It is commonplace to say that the subfield of Environmental Philosophy began only in 1973. Quite independently, the Norwegian philosopher Arne Naess (1973) published a widely-referenced scientific article that attempted to characterise the two dominant strands of the ecology movement. At the same time, the Australasian philosopher, Richard Routley (1973), delivered a much less cited though no less influential paper at conferences in New Zealand and Bulgaria which argued forcefully that what was in fact needed was ‘a new, an environmental, ethic’.

Whereas Naess (1973, 99) sought to articulate ‘a philosophy of ecological harmony or equilibrium’ from within the prevailing ethical theories, Routley (1973, 205) called for the complete rejection of approaches that merely perform ‘a change in the ethics, in attitudes, values and evaluations’. Routley (1973, 207) identified as his target the ‘basic (human) chauvinism’ that has prevailed in the West, which he principally located in the ‘restrictive’ liberal (do no) harm principle that not only requires human interests for it to operate but also for those interests to be harmed in some way.[1]

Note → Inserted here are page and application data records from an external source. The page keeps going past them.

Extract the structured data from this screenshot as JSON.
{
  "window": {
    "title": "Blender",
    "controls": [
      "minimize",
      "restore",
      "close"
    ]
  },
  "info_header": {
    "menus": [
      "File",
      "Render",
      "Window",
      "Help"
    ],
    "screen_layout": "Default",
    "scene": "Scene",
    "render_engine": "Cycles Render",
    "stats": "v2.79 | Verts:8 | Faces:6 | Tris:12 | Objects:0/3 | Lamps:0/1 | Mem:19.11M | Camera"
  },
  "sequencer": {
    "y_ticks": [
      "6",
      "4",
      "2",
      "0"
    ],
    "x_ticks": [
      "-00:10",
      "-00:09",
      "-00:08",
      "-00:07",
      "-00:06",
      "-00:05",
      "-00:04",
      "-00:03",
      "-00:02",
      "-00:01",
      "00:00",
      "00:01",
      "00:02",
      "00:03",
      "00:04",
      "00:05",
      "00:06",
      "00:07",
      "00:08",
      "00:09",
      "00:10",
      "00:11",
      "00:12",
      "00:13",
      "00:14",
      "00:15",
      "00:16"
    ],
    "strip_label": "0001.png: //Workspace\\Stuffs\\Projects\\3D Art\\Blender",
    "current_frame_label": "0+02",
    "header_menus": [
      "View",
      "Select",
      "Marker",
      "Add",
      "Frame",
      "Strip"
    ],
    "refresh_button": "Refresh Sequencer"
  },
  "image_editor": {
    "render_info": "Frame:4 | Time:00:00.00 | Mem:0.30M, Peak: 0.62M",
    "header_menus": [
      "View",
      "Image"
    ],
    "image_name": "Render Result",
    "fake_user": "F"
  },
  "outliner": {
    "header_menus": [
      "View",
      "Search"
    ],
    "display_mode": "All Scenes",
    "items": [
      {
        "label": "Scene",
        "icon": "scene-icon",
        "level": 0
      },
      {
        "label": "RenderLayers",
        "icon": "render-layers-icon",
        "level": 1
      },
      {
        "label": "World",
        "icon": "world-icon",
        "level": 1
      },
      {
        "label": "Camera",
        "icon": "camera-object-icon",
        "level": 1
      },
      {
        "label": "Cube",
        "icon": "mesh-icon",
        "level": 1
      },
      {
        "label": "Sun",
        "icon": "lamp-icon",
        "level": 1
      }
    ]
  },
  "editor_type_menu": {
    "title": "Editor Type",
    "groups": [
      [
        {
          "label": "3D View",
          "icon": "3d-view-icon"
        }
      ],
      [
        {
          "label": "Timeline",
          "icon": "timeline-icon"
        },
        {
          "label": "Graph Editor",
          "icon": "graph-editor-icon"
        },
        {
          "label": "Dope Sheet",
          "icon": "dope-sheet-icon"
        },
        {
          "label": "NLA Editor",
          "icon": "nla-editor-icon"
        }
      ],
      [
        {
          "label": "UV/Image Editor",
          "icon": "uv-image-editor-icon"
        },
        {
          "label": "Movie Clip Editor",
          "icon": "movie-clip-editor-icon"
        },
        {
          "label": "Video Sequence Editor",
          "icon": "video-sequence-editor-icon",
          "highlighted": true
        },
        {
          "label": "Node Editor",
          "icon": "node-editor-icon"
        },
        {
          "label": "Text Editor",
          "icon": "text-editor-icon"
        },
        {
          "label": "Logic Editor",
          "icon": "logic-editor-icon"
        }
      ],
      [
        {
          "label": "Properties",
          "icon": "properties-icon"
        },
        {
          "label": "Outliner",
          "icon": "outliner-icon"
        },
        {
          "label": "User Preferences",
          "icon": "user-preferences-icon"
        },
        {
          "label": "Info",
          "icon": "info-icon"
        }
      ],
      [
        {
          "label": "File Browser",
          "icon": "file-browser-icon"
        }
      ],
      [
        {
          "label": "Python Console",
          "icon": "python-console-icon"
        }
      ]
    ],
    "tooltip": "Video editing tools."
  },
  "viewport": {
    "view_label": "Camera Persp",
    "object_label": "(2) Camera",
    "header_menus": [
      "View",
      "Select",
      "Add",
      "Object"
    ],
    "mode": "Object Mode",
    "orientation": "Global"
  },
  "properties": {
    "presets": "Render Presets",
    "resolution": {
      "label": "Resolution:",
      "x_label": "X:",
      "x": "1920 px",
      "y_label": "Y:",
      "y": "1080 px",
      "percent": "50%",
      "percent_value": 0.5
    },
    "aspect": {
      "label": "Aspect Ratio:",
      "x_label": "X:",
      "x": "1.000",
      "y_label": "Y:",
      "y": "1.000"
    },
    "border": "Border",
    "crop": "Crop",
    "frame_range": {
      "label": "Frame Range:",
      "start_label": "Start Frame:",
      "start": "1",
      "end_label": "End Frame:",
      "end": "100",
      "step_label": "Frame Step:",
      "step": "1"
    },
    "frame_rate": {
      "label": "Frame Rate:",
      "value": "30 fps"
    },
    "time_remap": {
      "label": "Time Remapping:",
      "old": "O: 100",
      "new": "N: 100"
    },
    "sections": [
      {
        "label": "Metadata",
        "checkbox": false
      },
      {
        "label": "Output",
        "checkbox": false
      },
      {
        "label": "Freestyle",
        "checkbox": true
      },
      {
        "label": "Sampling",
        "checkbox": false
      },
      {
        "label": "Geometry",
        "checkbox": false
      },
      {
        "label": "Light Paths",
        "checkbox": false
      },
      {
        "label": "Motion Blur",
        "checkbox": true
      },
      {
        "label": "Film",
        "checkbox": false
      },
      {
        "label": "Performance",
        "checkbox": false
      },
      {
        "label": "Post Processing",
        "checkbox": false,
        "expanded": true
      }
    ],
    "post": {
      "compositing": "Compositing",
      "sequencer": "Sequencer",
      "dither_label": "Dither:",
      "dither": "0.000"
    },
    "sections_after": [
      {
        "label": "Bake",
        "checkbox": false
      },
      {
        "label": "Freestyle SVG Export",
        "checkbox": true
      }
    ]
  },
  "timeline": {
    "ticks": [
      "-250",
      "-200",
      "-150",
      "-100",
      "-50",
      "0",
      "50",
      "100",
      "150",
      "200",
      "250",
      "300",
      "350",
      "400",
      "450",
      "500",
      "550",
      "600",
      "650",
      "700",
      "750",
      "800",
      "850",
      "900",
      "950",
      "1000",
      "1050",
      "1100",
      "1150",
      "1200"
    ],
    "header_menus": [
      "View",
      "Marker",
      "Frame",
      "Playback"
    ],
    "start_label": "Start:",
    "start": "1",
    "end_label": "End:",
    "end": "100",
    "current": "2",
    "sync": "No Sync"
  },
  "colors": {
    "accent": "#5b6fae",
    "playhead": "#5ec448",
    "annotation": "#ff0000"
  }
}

For Routley then, the harm principle was the seed that could only give rise to human-centeredness. If there was to be a truly environmental ethic that afforded moral status to humans and the more-than-human world, Routley reasoned, then a harm principle was unlikely to be fertile ground for cultivating it.


[1]      The notion of human chauvinism is illuminated by the following example by Routley and Routley (1979, 57): ‘This [weak version of the human chauvinism thesis] has, among other unacceptable outcomes, the consequence that, if there is only room in one’s boat for one and one must choose between saving Adolf Hitler and a wombat which has lived a decent and kindly life and never harmed a living creature, one is morally obligated to choose the former. That would not be the choice of the authors.’